Taylor married Marion Tillinghast of Green Cove Spring, Florida, date unknown. Tillinghast was a school teacher.
Taylor appeared first in Tampa, Florida where he became a reporter, likely for the Florida Reporter. In 1911 he moved to St. Augustine, Florida where he was manager of the Magnolia Remedy Company which distributed curative salves and potions to tourists and others from the North who migrated to Florida during the winter months for health reasons. While in St. Augustine, he wrote two political tracts, “Removing the Mask” and “Backward Steps” which were popular themes from his earlier writing when he was claiming that the Republican Party was hypocritical and was retreating from its promises. In 1912, Taylor was the editor of the Daily Promoter of Jacksonville and in 1917 became the editor of the “Black Star” edition of the Florida Times-Union, the state’s largest newspaper. He also was active in Jacksonville’s Young Men’s Christian Association, was a member of the Board of Commissioners for Jacksonville’s Masonic lodges, and maintained an office in Walker National Business College, one of the nation’s largest Black technical colleges.

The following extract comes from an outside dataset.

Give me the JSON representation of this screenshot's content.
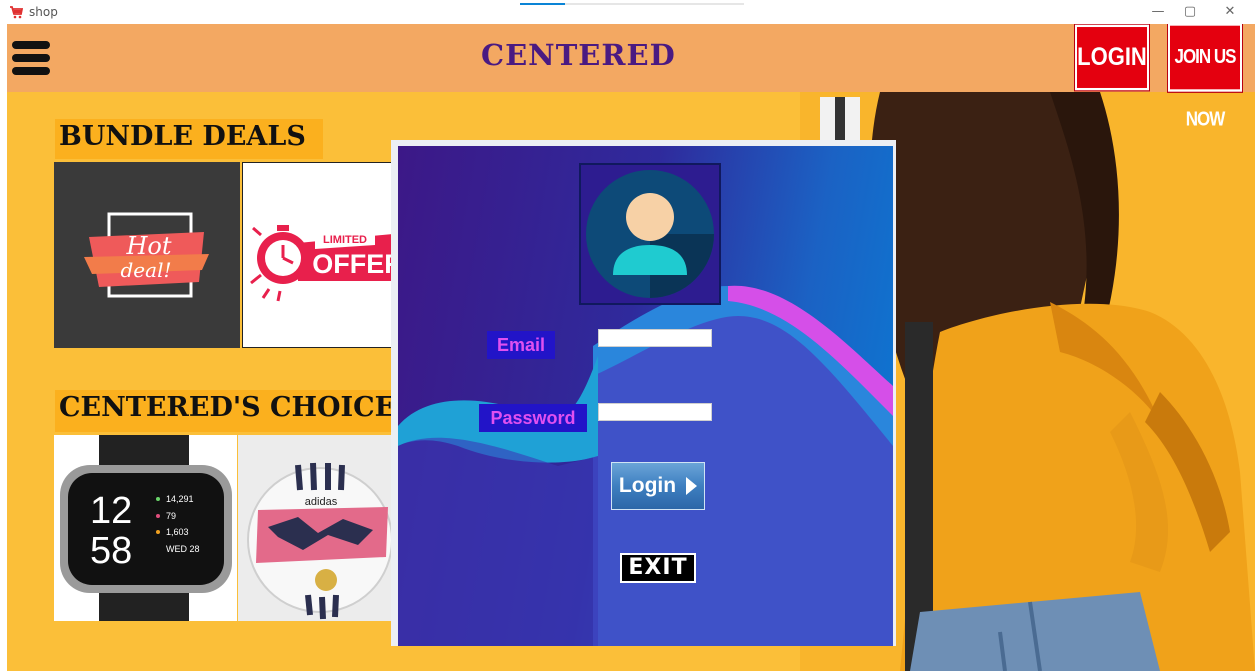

By 1912, Taylor was well connected politically within Florida and had reconnected at the national level. Taylor was an Independent first, Democrat second, and always Black. In May 1912 he attended a state convention of progressive Republicans in Jacksonville that championed the candidacy of Theodore Roosevelt against a second term bid by William Howard Taft of Ohio. Taylor, billed as “Major George Taylor of Iowa,” supported Roosevelt. When Governor Woodrow Wilson of New Jersey won that election, however, Taylor joined a group of past-presidents of the National Negro Democrat League to march past President Wilson in his 1913 Inaugural Parade.
During the war years when Jacksonville became the center of repeated outbreaks of Spanish Influenza, Taylor retreated to a farm where he raised “poultry.” When the war ended, Taylor returned to Jacksonville and became the organizer/director of an exclusive “Progressive Order of Men and Women” that was essentially an investment club and mutual insurance company. He also became the editor of the Florida Sentinel. He remained connected to Walker National Business College. He died in Jacksonville on December 23, 1925.
The only known biography of Taylor is For Labor, Race, and Liberty: George Edwin Taylor, his historic run for the White House, and the making of Independent Black Politics, by Bruce L. Mouser (Madison: University of Wisconsin Press, 2012).
Part of the Court.rchp.com 2017 Black History Month Series
Text above republished under license from Wikipedia.